Secondly, while Putin is regarded in the West and is presented in his own domestic propaganda as an absolutist autocrat, he has in fact often functioned more like the chairman of a squabbling collection of state oligarchs. He has even encouraged their feuds as part of a strategy of “divide and rule,” and he has only stepped in to resolve them – in this case, very belatedly – when they have risked breaking out in public and threatening his own authority. Putin has also been a master in the distribution of state patronage, making sure that as long as they remain loyal to him, the losers in intra-regime disputes have still been compensated with considerable wealth.
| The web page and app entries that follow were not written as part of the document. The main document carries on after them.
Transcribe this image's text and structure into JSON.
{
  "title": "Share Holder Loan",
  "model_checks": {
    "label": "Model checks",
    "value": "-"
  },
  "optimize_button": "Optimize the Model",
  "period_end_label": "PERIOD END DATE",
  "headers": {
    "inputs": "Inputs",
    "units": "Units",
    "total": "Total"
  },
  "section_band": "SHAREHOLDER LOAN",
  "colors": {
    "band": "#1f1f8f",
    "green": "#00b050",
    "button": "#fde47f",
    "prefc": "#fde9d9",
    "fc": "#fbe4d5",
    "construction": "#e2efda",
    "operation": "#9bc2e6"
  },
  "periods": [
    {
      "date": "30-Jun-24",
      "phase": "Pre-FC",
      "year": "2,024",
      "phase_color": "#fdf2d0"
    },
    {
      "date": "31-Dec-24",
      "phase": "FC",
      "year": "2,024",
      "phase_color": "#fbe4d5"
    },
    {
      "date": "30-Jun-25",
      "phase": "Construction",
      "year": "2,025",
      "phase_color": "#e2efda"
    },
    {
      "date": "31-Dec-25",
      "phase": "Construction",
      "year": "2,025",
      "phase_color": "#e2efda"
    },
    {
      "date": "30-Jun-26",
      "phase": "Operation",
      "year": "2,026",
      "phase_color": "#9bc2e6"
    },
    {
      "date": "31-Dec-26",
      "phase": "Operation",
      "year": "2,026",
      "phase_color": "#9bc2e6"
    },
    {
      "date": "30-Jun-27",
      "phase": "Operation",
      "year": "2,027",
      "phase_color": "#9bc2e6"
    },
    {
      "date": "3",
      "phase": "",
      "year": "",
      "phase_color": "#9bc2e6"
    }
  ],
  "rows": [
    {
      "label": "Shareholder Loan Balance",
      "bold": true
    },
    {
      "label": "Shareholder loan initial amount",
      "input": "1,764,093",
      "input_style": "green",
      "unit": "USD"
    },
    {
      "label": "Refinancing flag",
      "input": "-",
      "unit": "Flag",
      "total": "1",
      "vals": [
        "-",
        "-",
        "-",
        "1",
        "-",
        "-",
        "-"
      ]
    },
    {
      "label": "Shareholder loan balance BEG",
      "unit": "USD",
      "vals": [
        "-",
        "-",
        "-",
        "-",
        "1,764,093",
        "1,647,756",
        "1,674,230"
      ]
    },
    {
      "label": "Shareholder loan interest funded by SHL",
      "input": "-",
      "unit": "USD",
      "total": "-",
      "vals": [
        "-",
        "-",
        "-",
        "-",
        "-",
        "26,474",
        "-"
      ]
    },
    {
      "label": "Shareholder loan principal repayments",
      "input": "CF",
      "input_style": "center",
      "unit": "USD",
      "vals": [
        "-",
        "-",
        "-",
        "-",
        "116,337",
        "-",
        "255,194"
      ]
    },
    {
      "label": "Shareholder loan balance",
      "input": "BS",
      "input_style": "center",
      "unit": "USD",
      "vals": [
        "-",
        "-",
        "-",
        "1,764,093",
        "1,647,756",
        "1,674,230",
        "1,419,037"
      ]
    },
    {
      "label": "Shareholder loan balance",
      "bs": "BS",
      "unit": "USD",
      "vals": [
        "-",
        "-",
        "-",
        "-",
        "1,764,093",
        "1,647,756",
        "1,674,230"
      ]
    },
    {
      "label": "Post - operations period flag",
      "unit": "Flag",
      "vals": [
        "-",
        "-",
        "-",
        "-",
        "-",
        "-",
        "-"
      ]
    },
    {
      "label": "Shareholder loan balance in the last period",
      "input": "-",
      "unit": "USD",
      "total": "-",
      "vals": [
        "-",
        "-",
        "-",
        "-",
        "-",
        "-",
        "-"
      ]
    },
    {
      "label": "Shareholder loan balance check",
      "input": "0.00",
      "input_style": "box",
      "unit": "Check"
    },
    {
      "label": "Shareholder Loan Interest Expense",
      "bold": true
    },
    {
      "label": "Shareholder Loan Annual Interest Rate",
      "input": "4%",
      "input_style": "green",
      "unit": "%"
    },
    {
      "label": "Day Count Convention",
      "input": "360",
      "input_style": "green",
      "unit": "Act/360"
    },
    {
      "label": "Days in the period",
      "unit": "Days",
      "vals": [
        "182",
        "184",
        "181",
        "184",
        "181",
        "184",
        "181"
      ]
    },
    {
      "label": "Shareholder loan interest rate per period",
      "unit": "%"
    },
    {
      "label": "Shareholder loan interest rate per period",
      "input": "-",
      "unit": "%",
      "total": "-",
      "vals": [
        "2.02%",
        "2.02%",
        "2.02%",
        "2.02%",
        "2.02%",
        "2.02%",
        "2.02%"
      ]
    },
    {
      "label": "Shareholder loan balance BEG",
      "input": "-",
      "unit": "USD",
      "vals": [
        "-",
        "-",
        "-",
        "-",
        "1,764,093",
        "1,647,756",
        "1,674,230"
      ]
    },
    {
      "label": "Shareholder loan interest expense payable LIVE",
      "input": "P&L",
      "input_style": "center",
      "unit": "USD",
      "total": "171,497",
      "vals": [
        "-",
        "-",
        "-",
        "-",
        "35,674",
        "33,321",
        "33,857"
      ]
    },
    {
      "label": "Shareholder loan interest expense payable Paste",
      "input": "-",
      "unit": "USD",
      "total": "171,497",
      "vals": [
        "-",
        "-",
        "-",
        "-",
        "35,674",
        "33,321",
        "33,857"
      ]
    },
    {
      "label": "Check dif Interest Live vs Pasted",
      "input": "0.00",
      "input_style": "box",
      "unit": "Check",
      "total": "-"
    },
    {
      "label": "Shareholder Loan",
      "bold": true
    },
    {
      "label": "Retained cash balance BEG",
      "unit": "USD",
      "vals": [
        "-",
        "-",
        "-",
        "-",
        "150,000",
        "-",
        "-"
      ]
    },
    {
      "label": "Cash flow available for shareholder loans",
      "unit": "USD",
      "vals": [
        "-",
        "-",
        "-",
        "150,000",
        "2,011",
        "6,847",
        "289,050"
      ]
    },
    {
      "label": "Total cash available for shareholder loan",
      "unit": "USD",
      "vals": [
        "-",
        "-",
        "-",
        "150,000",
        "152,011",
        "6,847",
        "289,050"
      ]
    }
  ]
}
Can this regime and this form of government continue? Everything still depends on what happens on the battlefield in Ukraine. If the Russians can hold their present line, Putin’s rule will most probably survive. Another major defeat would probably finish it. Concerning his personal authority, an early question will be whether having suppressed Prigozhin, Putin can now act to replace Shoigu and Gerasimov, as so many Russian soldiers would wish – or whether he is still inextricably bound to these and other cronies (of whom Prigozhin was previously one), irrespective of their manifest failures and crimes. For a key factor in the disastrous decision to invade Ukraine and the general decline of the Putin regime’s competence has been his increasing tendency to surround himself with an ever-smaller group of close associates and rely exclusively on them for advice.
Finally, the Wagner revolt, however brief and unsuccessful, will inevitably renew speculation about whether Putin’s prestige has been so badly damaged that he will decide not to stand again for president in the elections due (according to the constitution) early next year, and instead hand over to a chosen successor (as President Yeltsin handed over to him in 1999). However, while the revolt has been a bad blow to Putin, it may also have underlined once again his vital personal importance to the political system that he has created – which could lead his associates in that system to beg him to stay on, for fear that without him they would be incapable of peacefully mediating their own rivalries.
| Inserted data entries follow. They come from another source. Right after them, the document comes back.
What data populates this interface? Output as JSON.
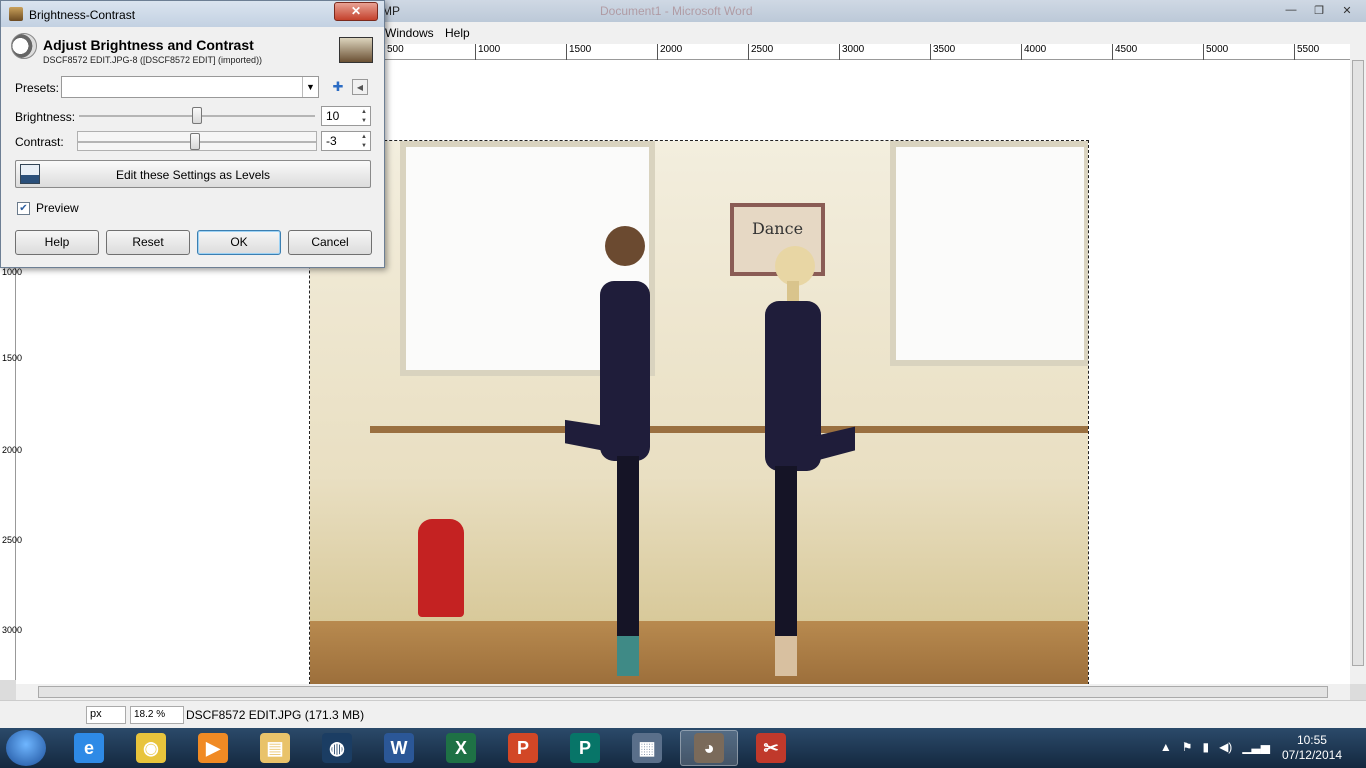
{
  "main_window": {
    "title_fragment": "MP",
    "background_title": "Document1 - Microsoft Word",
    "controls": [
      "—",
      "❐",
      "✕"
    ]
  },
  "menubar": {
    "items": [
      "Windows",
      "Help"
    ]
  },
  "ruler": {
    "top_ticks": [
      "500",
      "1000",
      "1500",
      "2000",
      "2500",
      "3000",
      "3500",
      "4000",
      "4500",
      "5000",
      "5500"
    ],
    "left_ticks": [
      "1000",
      "1500",
      "2000",
      "2500",
      "3000"
    ]
  },
  "image": {
    "sign_text": "Dance"
  },
  "statusbar": {
    "unit": "px",
    "zoom": "18.2 %",
    "file_info": "DSCF8572 EDIT.JPG (171.3 MB)"
  },
  "taskbar": {
    "apps": [
      {
        "name": "internet-explorer",
        "glyph": "e",
        "color": "#2e8ae6"
      },
      {
        "name": "chrome",
        "glyph": "◉",
        "color": "#e8c43c"
      },
      {
        "name": "media-player",
        "glyph": "▶",
        "color": "#f08a24"
      },
      {
        "name": "file-explorer",
        "glyph": "▤",
        "color": "#e9c36a"
      },
      {
        "name": "steam",
        "glyph": "◍",
        "color": "#1b3d63"
      },
      {
        "name": "word",
        "glyph": "W",
        "color": "#2b5797"
      },
      {
        "name": "excel",
        "glyph": "X",
        "color": "#1e7145"
      },
      {
        "name": "powerpoint",
        "glyph": "P",
        "color": "#d24726"
      },
      {
        "name": "publisher",
        "glyph": "P",
        "color": "#077568"
      },
      {
        "name": "notes",
        "glyph": "▦",
        "color": "#5a6f8a"
      },
      {
        "name": "gimp",
        "glyph": "◕",
        "color": "#7a6a5a",
        "active": true
      },
      {
        "name": "snipping-tool",
        "glyph": "✂",
        "color": "#c0392b"
      }
    ],
    "tray": [
      "▲",
      "⚑",
      "▮",
      "◀)",
      "▁▃▅"
    ],
    "time": "10:55",
    "date": "07/12/2014"
  },
  "dialog": {
    "title": "Brightness-Contrast",
    "close": "✕",
    "header_title": "Adjust Brightness and Contrast",
    "header_subtitle": "DSCF8572 EDIT.JPG-8 ([DSCF8572 EDIT] (imported))",
    "presets_label": "Presets:",
    "presets_value": "",
    "brightness_label": "Brightness:",
    "brightness_value": "10",
    "brightness_level": 0.5,
    "contrast_label": "Contrast:",
    "contrast_value": "-3",
    "contrast_level": 0.49,
    "levels_button": "Edit these Settings as Levels",
    "preview_label": "Preview",
    "preview_checked": true,
    "buttons": {
      "help": "Help",
      "reset": "Reset",
      "ok": "OK",
      "cancel": "Cancel"
    }
  }
}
For if Putin was instrumental in the rise of Wagner to the point that it became a menace to the Russian state, it also seems likely that only he could have brought the Wagner revolt to an end quickly and without bloodshed and possible civil war. At the start of the Cold War, George Kennan wrote presciently that if Communist Party authority faltered, “Russia might be changed overnight from one of the strongest to one of the weakest and most pitiable of national societies.” It is possible to wonder whether that may be true today of Putin’s authority, however diminished.